◆ **What to produce**:
Output each line of the listing exactly, though pictures are not to appear.

◆ ◆ ◆ ◆

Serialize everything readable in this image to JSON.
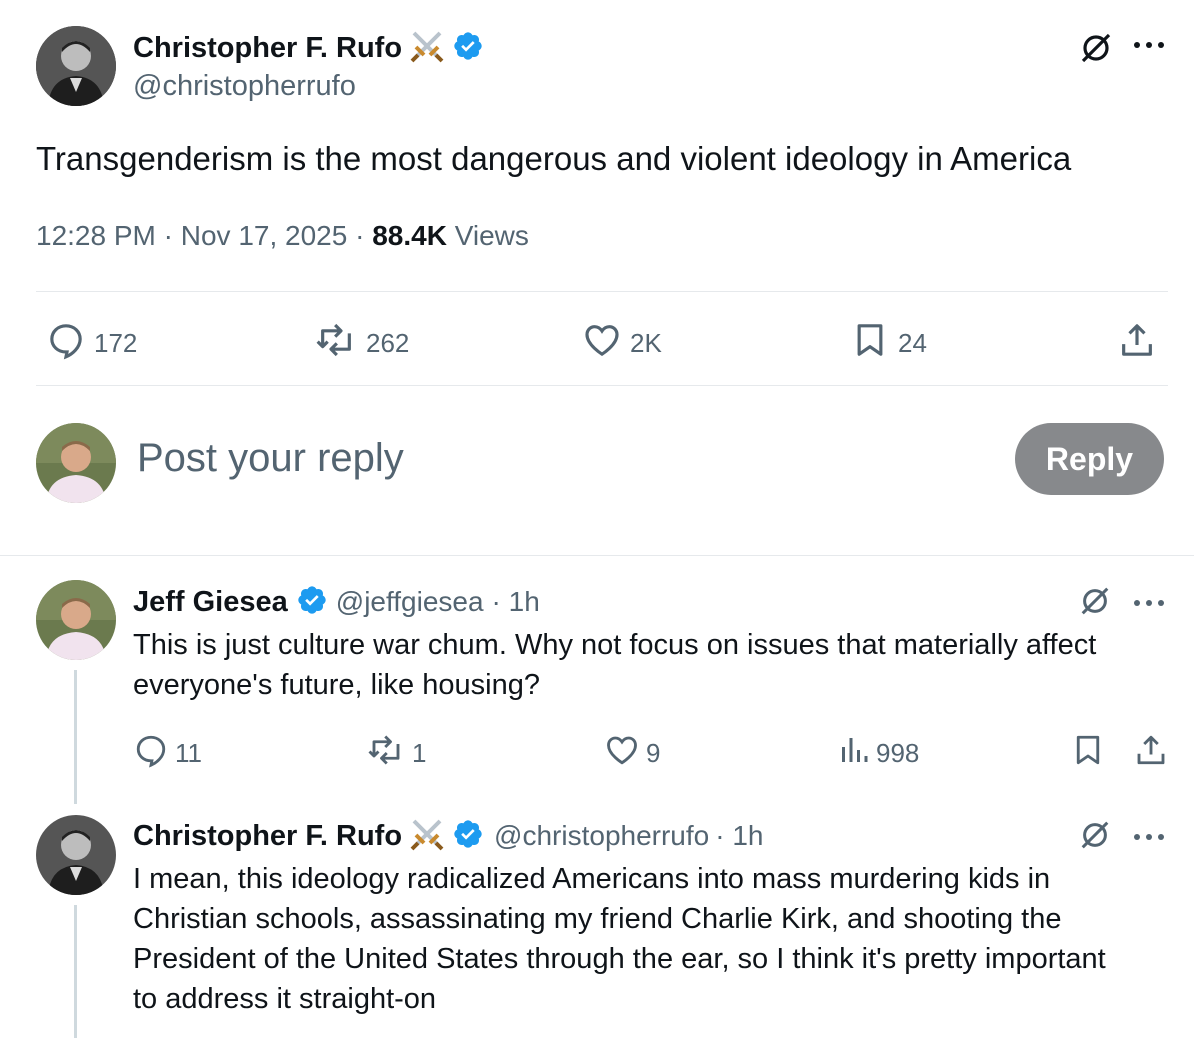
{
  "main_post": {
    "author_name": "Christopher F. Rufo",
    "author_handle": "@christopherrufo",
    "text": "Transgenderism is the most dangerous and violent ideology in America",
    "time": "12:28 PM",
    "date": "Nov 17, 2025",
    "views_count": "88.4K",
    "views_label": "Views",
    "sep": "·",
    "stats": {
      "replies": "172",
      "reposts": "262",
      "likes": "2K",
      "bookmarks": "24"
    }
  },
  "composer": {
    "placeholder": "Post your reply",
    "button_label": "Reply"
  },
  "replies": [
    {
      "author_name": "Jeff Giesea",
      "author_handle": "@jeffgiesea",
      "age": "· 1h",
      "text": "This is just culture war chum. Why not focus on issues that materially affect everyone's future, like housing?",
      "stats": {
        "replies": "11",
        "reposts": "1",
        "likes": "9",
        "views": "998"
      }
    },
    {
      "author_name": "Christopher F. Rufo",
      "author_handle": "@christopherrufo",
      "age": "· 1h",
      "text": "I mean, this ideology radicalized Americans into mass murdering kids in Christian schools, assassinating my friend Charlie Kirk, and shooting the President of the United States through the ear, so I think it's pretty important to address it straight-on"
    }
  ],
  "icons": {
    "verified": "verified-badge-icon",
    "swords": "crossed-swords-emoji-icon",
    "grok": "grok-icon",
    "more": "more-dots-icon",
    "reply": "reply-icon",
    "repost": "repost-icon",
    "like": "heart-icon",
    "bookmark": "bookmark-icon",
    "share": "share-icon",
    "views": "views-chart-icon"
  },
  "colors": {
    "verified_blue": "#1d9bf0",
    "muted_text": "#536471",
    "reply_button_bg": "#87898c"
  }
}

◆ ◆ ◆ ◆

◆ **Response box**:
Serialize everything readable in this image to JSON.
{
  "main_post": {
    "author_name": "Christopher F. Rufo",
    "author_handle": "@christopherrufo",
    "text": "Transgenderism is the most dangerous and violent ideology in America",
    "time": "12:28 PM",
    "date": "Nov 17, 2025",
    "views_count": "88.4K",
    "views_label": "Views",
    "sep": "·",
    "stats": {
      "replies": "172",
      "reposts": "262",
      "likes": "2K",
      "bookmarks": "24"
    }
  },
  "composer": {
    "placeholder": "Post your reply",
    "button_label": "Reply"
  },
  "replies": [
    {
      "author_name": "Jeff Giesea",
      "author_handle": "@jeffgiesea",
      "age": "· 1h",
      "text": "This is just culture war chum. Why not focus on issues that materially affect everyone's future, like housing?",
      "stats": {
        "replies": "11",
        "reposts": "1",
        "likes": "9",
        "views": "998"
      }
    },
    {
      "author_name": "Christopher F. Rufo",
      "author_handle": "@christopherrufo",
      "age": "· 1h",
      "text": "I mean, this ideology radicalized Americans into mass murdering kids in Christian schools, assassinating my friend Charlie Kirk, and shooting the President of the United States through the ear, so I think it's pretty important to address it straight-on"
    }
  ],
  "icons": {
    "verified": "verified-badge-icon",
    "swords": "crossed-swords-emoji-icon",
    "grok": "grok-icon",
    "more": "more-dots-icon",
    "reply": "reply-icon",
    "repost": "repost-icon",
    "like": "heart-icon",
    "bookmark": "bookmark-icon",
    "share": "share-icon",
    "views": "views-chart-icon"
  },
  "colors": {
    "verified_blue": "#1d9bf0",
    "muted_text": "#536471",
    "reply_button_bg": "#87898c"
  }
}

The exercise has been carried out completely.